Alabama Gov. Kay Ivey speaks during a news conference in Montgomery, Ala. on July 29, 2020.Kim Chandler / AP file

On vaccines, Alabama governor shifts away from 'common sense'

In late July, Alabama Gov. Kay Ivey said all the right things about Covid-19 vaccines. Alas, a lot can happen in three months.


By late July, Covid-19 was taking a severe toll in Alabama. Infection totals were starting to spike, state hospitals were filling, and death tolls were headed in a tragic direction. The state's Republican governor, Kay Ivey, publicly pleaded with Alabamans to do the smart and responsible thing.

"I want folks to get vaccinated. That's the cure. That prevents everything," Ivey told reporters on July 23. She added, "Let's get it done. And we know what it takes to get it done.... Folks [are] supposed to have common sense."

The governor went to assure the public that the vaccines are safe, effective, free, and life-saving.

"[I]t's time to start blaming the unvaccinated folks," Ivey concluded, adding, "It's the unvaccinated folks that are letting us down."

For those focused on ending the pandemic, her rhetoric was welcome and easy to applaud. Here was a conservative Republican governor in one of the nation's reddest states delivering an important message in plain terms. Even the Biden White House endorsed the Alabaman's message.

A lot can change in three months. The Associated Press reported this week:
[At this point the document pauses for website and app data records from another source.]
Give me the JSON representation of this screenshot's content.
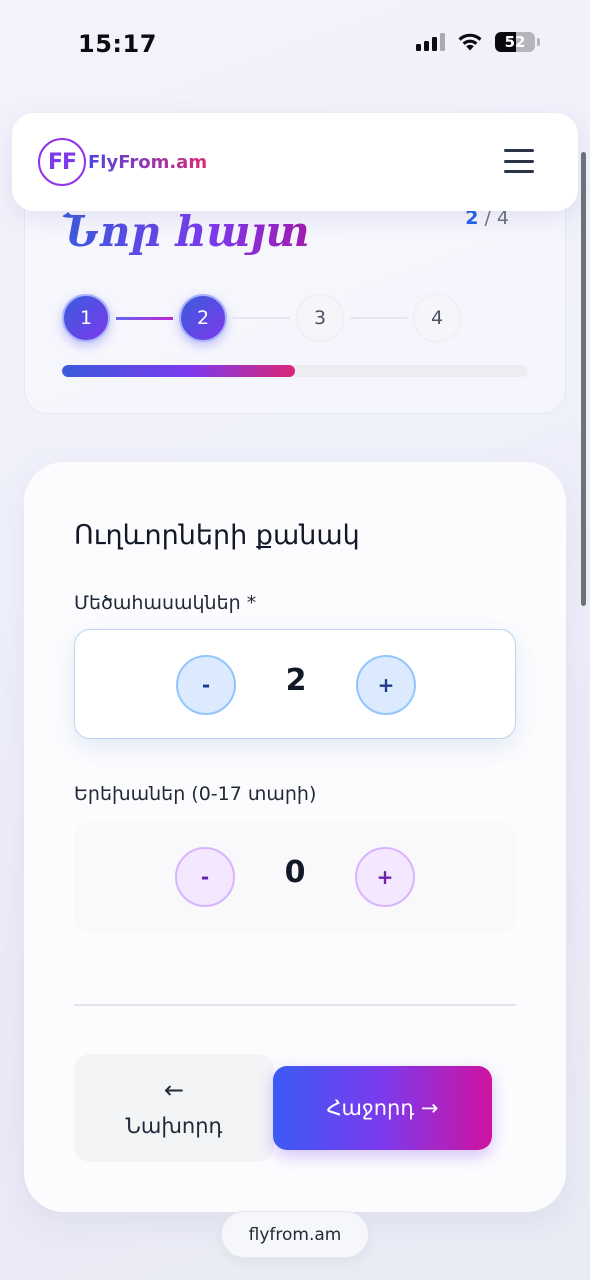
{
  "status_bar": {
    "time": "15:17",
    "battery": "52",
    "battery_level": 0.52,
    "icons": [
      "signal-icon",
      "wifi-icon",
      "battery-icon"
    ]
  },
  "header": {
    "logo_badge": "FF",
    "logo_text": "FlyFrom.am",
    "menu_icon": "hamburger-menu-icon"
  },
  "steps": {
    "title": "Նոր հայտ",
    "current": "2",
    "separator": " / ",
    "total": "4",
    "items": [
      "1",
      "2",
      "3",
      "4"
    ],
    "completed_count": 2,
    "progress": 0.5
  },
  "form": {
    "section_title": "Ուղևորների քանակ",
    "adults": {
      "label": "Մեծահասակներ *",
      "value": "2",
      "minus_label": "-",
      "plus_label": "+"
    },
    "children": {
      "label": "Երեխաներ (0-17 տարի)",
      "value": "0",
      "minus_label": "-",
      "plus_label": "+"
    },
    "prev_arrow": "←",
    "prev_label": "Նախորդ",
    "next_label": "Հաջորդ →"
  },
  "footer": {
    "url": "flyfrom.am"
  },
  "colors": {
    "brand_blue": "#3b5bdb",
    "brand_purple": "#7c3aed",
    "brand_pink": "#db2777",
    "counter_blue": "#93c5fd",
    "counter_purple": "#d8b4fe"
  }
}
Alabama Gov. Kay Ivey on Monday directed state agencies not to cooperate with the federal COVID-19 vaccine mandate, where possible, and instead help with the state's efforts to file a lawsuit challenging the vaccination requirements.... Ivey signed an executive order forbidding executive branch agencies — which include agencies such as Medicaid, Mental Health and Human Resources — from penalizing employees or businesses for non-compliance with the federal vaccine mandate. If federal law requires the penalty, Ivey directed the state entity to take steps to notify the affected business or individual that Alabama does not condone the penalty.

It's a bit jarring to compare the governor's competing approaches. In July, Ivey couldn't have been more enthusiastic about vaccines. It was "common sense." It was "time to start blaming" those who resisted — because they were letting Alabama down.

But in October, confronted with a stubborn pandemic and evidence that vaccine requirements are effective, Ivey is going to great lengths to make sure her state resists the White House's vaccine policy in every way possible.

The AP report added:

In a statement Monday, the Alabama Democratic Party said vaccine mandates are "nothing new," noting that states and the federal governments mandate a number of things to protect people — including seat belts, restaurant inspections and numerous other vaccinations that are required to go to school or join the military. "What's wrong with a mandate that protects public health and keeps our hospitals from overcrowding?" the party stated.

That need not be a rhetorical question.